Data records:
/---
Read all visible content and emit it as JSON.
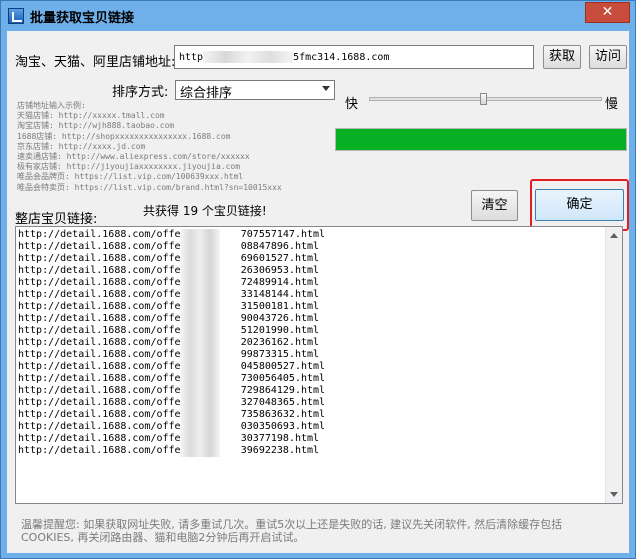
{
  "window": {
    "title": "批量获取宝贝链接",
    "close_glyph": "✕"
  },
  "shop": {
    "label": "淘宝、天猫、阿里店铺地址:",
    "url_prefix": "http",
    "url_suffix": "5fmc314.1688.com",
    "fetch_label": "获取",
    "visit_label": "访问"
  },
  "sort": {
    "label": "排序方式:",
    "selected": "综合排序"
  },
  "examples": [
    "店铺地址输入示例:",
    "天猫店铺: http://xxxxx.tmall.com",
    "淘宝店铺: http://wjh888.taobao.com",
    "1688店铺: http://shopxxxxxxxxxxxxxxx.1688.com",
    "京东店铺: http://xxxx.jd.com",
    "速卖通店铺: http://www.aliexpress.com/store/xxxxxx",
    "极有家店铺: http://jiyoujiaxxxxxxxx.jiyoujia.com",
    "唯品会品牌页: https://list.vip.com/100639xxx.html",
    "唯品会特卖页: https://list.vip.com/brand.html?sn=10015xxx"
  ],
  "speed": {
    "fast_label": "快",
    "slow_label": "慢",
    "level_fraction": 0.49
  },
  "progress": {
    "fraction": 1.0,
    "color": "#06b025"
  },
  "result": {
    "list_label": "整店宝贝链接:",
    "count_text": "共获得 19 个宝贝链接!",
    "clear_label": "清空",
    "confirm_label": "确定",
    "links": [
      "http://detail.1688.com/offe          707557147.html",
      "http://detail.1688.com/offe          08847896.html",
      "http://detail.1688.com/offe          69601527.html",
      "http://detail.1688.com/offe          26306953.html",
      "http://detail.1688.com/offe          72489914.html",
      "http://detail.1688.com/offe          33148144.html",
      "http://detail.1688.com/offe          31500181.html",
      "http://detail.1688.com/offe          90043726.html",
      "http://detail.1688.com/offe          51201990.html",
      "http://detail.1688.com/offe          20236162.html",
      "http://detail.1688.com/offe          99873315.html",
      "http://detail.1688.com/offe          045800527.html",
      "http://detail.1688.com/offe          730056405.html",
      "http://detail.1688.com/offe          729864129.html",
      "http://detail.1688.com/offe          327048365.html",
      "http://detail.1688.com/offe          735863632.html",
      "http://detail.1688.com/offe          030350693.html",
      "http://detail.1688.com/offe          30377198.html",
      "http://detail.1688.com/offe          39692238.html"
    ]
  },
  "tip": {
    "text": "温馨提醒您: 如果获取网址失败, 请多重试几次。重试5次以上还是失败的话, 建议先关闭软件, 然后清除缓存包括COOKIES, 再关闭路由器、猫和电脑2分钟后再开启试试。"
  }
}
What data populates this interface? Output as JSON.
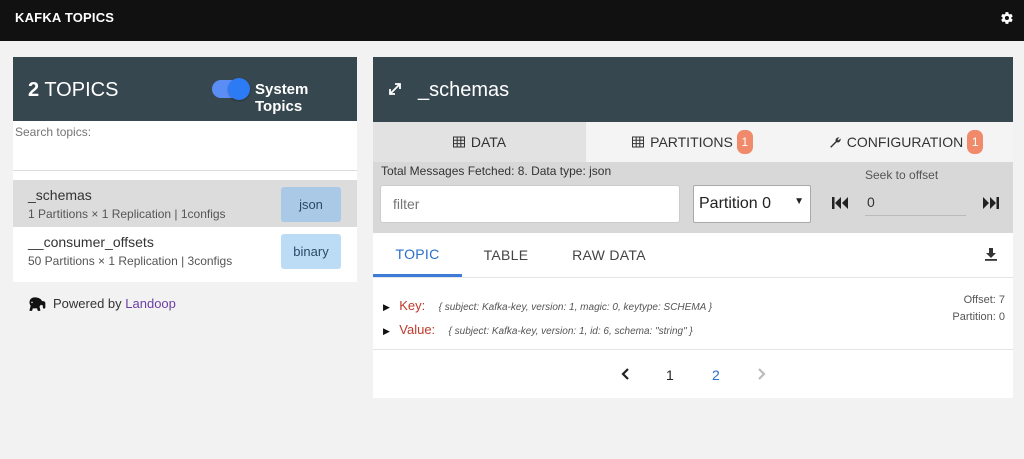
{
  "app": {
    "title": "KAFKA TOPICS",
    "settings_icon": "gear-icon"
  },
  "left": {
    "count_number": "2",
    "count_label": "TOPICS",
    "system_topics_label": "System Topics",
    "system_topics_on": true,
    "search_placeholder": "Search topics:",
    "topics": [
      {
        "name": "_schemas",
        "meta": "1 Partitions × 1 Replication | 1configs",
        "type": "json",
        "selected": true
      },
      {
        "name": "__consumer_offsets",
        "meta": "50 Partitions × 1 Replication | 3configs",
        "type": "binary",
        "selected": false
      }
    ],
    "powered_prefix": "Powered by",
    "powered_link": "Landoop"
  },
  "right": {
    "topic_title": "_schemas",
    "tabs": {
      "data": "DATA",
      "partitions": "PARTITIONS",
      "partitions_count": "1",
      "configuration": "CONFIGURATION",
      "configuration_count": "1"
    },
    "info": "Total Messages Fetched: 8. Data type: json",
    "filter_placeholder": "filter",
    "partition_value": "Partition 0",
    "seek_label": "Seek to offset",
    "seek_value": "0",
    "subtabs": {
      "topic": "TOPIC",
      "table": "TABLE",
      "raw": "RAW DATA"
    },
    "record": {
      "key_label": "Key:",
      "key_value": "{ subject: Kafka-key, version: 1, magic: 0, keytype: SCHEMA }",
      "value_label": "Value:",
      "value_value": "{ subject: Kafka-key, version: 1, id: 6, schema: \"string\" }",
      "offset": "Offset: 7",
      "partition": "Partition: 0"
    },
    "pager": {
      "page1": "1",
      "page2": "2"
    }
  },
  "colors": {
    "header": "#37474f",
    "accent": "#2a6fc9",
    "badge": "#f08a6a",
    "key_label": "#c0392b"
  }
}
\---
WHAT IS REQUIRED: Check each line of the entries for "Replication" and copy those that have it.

TASK ANSWER:
        "meta": "1 Partitions × 1 Replication | 1configs",
        "meta": "50 Partitions × 1 Replication | 3configs",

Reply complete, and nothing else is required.